WORK TO COMPLETE:
Repeat every record exactly as written, but leave out the pictures.

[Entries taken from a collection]
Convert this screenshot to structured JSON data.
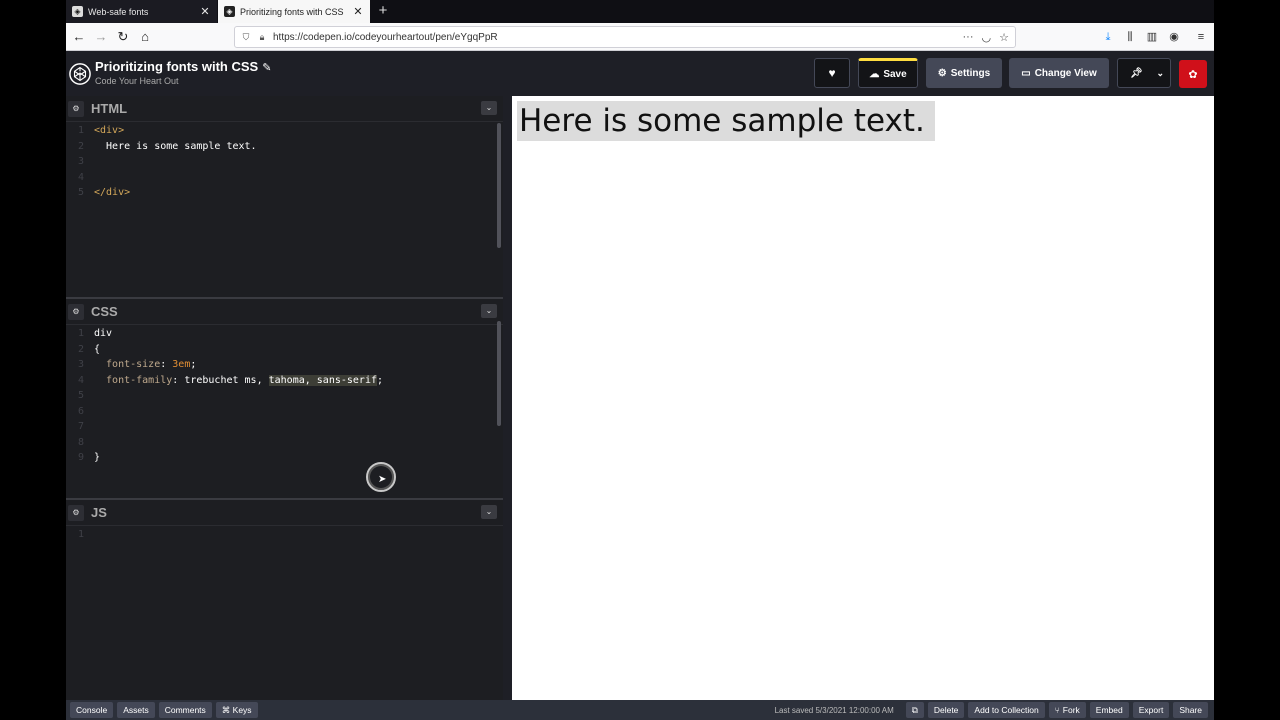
{
  "browser": {
    "tabs": [
      {
        "title": "Web-safe fonts",
        "active": false
      },
      {
        "title": "Prioritizing fonts with CSS",
        "active": true
      }
    ],
    "url": "https://codepen.io/codeyourheartout/pen/eYgqPpR",
    "url_more": "···"
  },
  "codepen": {
    "pen_title": "Prioritizing fonts with CSS",
    "author": "Code Your Heart Out",
    "buttons": {
      "save": "Save",
      "settings": "Settings",
      "change_view": "Change View"
    },
    "colors": {
      "save_accent": "#ffdd40",
      "header_bg": "#1e1f26",
      "avatar": "#d0101a"
    }
  },
  "editors": {
    "html": {
      "title": "HTML",
      "lines": [
        {
          "n": "1",
          "parts": [
            {
              "t": "<div>",
              "c": "tag"
            }
          ]
        },
        {
          "n": "2",
          "parts": [
            {
              "t": "  Here is some sample text.",
              "c": "text"
            }
          ]
        },
        {
          "n": "3",
          "parts": []
        },
        {
          "n": "4",
          "parts": []
        },
        {
          "n": "5",
          "parts": [
            {
              "t": "</div>",
              "c": "tag"
            }
          ]
        }
      ]
    },
    "css": {
      "title": "CSS",
      "lines": [
        {
          "n": "1",
          "parts": [
            {
              "t": "div",
              "c": "text"
            }
          ]
        },
        {
          "n": "2",
          "parts": [
            {
              "t": "{",
              "c": "text"
            }
          ]
        },
        {
          "n": "3",
          "parts": [
            {
              "t": "  font-size",
              "c": "prop"
            },
            {
              "t": ": ",
              "c": "text"
            },
            {
              "t": "3em",
              "c": "num"
            },
            {
              "t": ";",
              "c": "text"
            }
          ]
        },
        {
          "n": "4",
          "parts": [
            {
              "t": "  font-family",
              "c": "prop"
            },
            {
              "t": ": trebuchet ms, ",
              "c": "text"
            },
            {
              "t": "tahoma, sans-serif",
              "c": "hl"
            },
            {
              "t": ";",
              "c": "text"
            }
          ]
        },
        {
          "n": "5",
          "parts": []
        },
        {
          "n": "6",
          "parts": []
        },
        {
          "n": "7",
          "parts": []
        },
        {
          "n": "8",
          "parts": []
        },
        {
          "n": "9",
          "parts": [
            {
              "t": "}",
              "c": "text"
            }
          ]
        }
      ]
    },
    "js": {
      "title": "JS",
      "lines": [
        {
          "n": "1",
          "parts": []
        }
      ]
    }
  },
  "preview": {
    "text": "Here is some sample text."
  },
  "footer": {
    "left": [
      "Console",
      "Assets",
      "Comments",
      "⌘ Keys"
    ],
    "last_saved": "Last saved 5/3/2021 12:00:00 AM",
    "right": [
      "Delete",
      "Add to Collection",
      "Fork",
      "Embed",
      "Export",
      "Share"
    ]
  }
}
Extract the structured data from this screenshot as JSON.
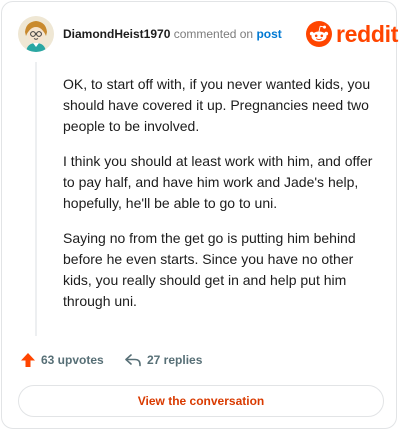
{
  "comment": {
    "username": "DiamondHeist1970",
    "commented_text": "commented on",
    "post_link": "post",
    "paragraphs": [
      "OK, to start off with, if you never wanted kids, you should have covered it up. Pregnancies need two people to be involved.",
      "I think you should at least work with him, and offer to pay half, and have him work and Jade's help, hopefully, he'll be able to go to uni.",
      "Saying no from the get go is putting him behind before he even starts. Since you have no other kids, you really should get in and help put him through uni."
    ]
  },
  "brand": {
    "logo_text": "reddit",
    "accent": "#ff4500"
  },
  "actions": {
    "upvotes": "63 upvotes",
    "replies": "27 replies"
  },
  "cta": {
    "label": "View the conversation"
  },
  "icons": {
    "avatar": "avatar",
    "logo": "reddit-logo-icon",
    "upvote": "upvote-arrow-icon",
    "reply": "reply-arrow-icon"
  }
}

TASK OUTPUT:
Convert this screenshot to structured JSON data.
{
  "browser": {
    "tabs": [
      {
        "title": "Web-safe fonts",
        "active": false
      },
      {
        "title": "Prioritizing fonts with CSS",
        "active": true
      }
    ],
    "url": "https://codepen.io/codeyourheartout/pen/eYgqPpR",
    "url_more": "···"
  },
  "codepen": {
    "pen_title": "Prioritizing fonts with CSS",
    "author": "Code Your Heart Out",
    "buttons": {
      "save": "Save",
      "settings": "Settings",
      "change_view": "Change View"
    },
    "colors": {
      "save_accent": "#ffdd40",
      "header_bg": "#1e1f26",
      "avatar": "#d0101a"
    }
  },
  "editors": {
    "html": {
      "title": "HTML",
      "lines": [
        {
          "n": "1",
          "parts": [
            {
              "t": "<div>",
              "c": "tag"
            }
          ]
        },
        {
          "n": "2",
          "parts": [
            {
              "t": "  Here is some sample text.",
              "c": "text"
            }
          ]
        },
        {
          "n": "3",
          "parts": []
        },
        {
          "n": "4",
          "parts": []
        },
        {
          "n": "5",
          "parts": [
            {
              "t": "</div>",
              "c": "tag"
            }
          ]
        }
      ]
    },
    "css": {
      "title": "CSS",
      "lines": [
        {
          "n": "1",
          "parts": [
            {
              "t": "div",
              "c": "text"
            }
          ]
        },
        {
          "n": "2",
          "parts": [
            {
              "t": "{",
              "c": "text"
            }
          ]
        },
        {
          "n": "3",
          "parts": [
            {
              "t": "  font-size",
              "c": "prop"
            },
            {
              "t": ": ",
              "c": "text"
            },
            {
              "t": "3em",
              "c": "num"
            },
            {
              "t": ";",
              "c": "text"
            }
          ]
        },
        {
          "n": "4",
          "parts": [
            {
              "t": "  font-family",
              "c": "prop"
            },
            {
              "t": ": trebuchet ms, ",
              "c": "text"
            },
            {
              "t": "tahoma, sans-serif",
              "c": "hl"
            },
            {
              "t": ";",
              "c": "text"
            }
          ]
        },
        {
          "n": "5",
          "parts": []
        },
        {
          "n": "6",
          "parts": []
        },
        {
          "n": "7",
          "parts": []
        },
        {
          "n": "8",
          "parts": []
        },
        {
          "n": "9",
          "parts": [
            {
              "t": "}",
              "c": "text"
            }
          ]
        }
      ]
    },
    "js": {
      "title": "JS",
      "lines": [
        {
          "n": "1",
          "parts": []
        }
      ]
    }
  },
  "preview": {
    "text": "Here is some sample text."
  },
  "footer": {
    "left": [
      "Console",
      "Assets",
      "Comments",
      "⌘ Keys"
    ],
    "last_saved": "Last saved 5/3/2021 12:00:00 AM",
    "right": [
      "Delete",
      "Add to Collection",
      "Fork",
      "Embed",
      "Export",
      "Share"
    ]
  }
}
Extract the structured data from this screenshot as JSON.
{
  "comment": {
    "username": "DiamondHeist1970",
    "commented_text": "commented on",
    "post_link": "post",
    "paragraphs": [
      "OK, to start off with, if you never wanted kids, you should have covered it up. Pregnancies need two people to be involved.",
      "I think you should at least work with him, and offer to pay half, and have him work and Jade's help, hopefully, he'll be able to go to uni.",
      "Saying no from the get go is putting him behind before he even starts. Since you have no other kids, you really should get in and help put him through uni."
    ]
  },
  "brand": {
    "logo_text": "reddit",
    "accent": "#ff4500"
  },
  "actions": {
    "upvotes": "63 upvotes",
    "replies": "27 replies"
  },
  "cta": {
    "label": "View the conversation"
  },
  "icons": {
    "avatar": "avatar",
    "logo": "reddit-logo-icon",
    "upvote": "upvote-arrow-icon",
    "reply": "reply-arrow-icon"
  }
}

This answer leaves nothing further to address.